Other possibilities include hitting missile launch sites, bases or other assets belonging to the Islamic Revolutionary Guard Corps, the elite Iranian military unit blamed for much of Iran’s paramilitary operations against adversaries outside of the country.
Unlike the president’s claim on Monday that the U.S. military is essentially a mercenary force sold to the highest bidder on the Arabian peninsula, NBC reports that the administration is considering a plan in which the Saudi military would strike Iran, with U.S. forces staying at a proxy distance.

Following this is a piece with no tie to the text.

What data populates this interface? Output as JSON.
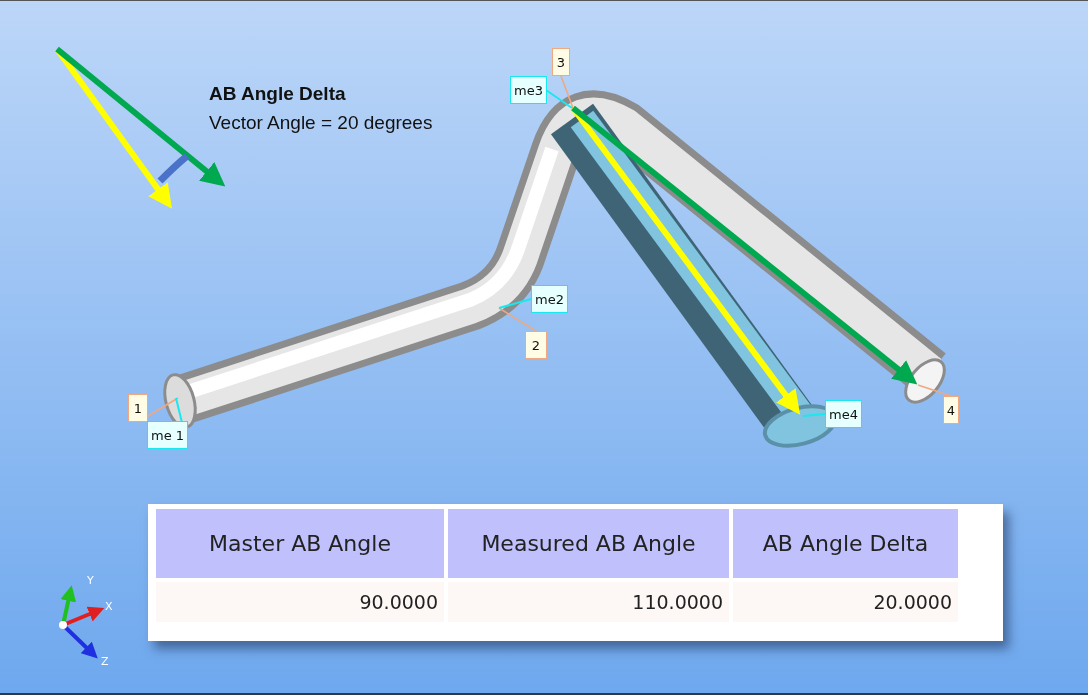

To be clear, the report indicates that military action is not imminent and that “no decision has been made.” And even if the president decides to target Iran, he could revoke his decision, as he did in June, when Trump called off a retaliatory strike following the downing of an American drone while planes were in the air.
Despite the president’s “locked and loaded” posturing, it appears that he is still reluctant to directly engage Iran. In a report from Politico on Tuesday, Trump does not want military action, as it conflicts with his “campaign vows to reduce foreign entanglements.” But a campaign pledge has never stopped the president before; a more pressing matter he is considering involves a possible recession caused by an Iran conflict hurting his chances at reelection.
On Monday afternoon, Trump mused: “Do I want war? I don’t want war with anybody. I’m somebody that would like not to have war.” Thankfully, most Americans agree: In a Gallup poll from August, 78 percent of citizens prefer “economic/diplomatic” measures to military ones. At the same time, Trump — ever the mixed messenger — said Monday that “we’re prepared more than anybody.”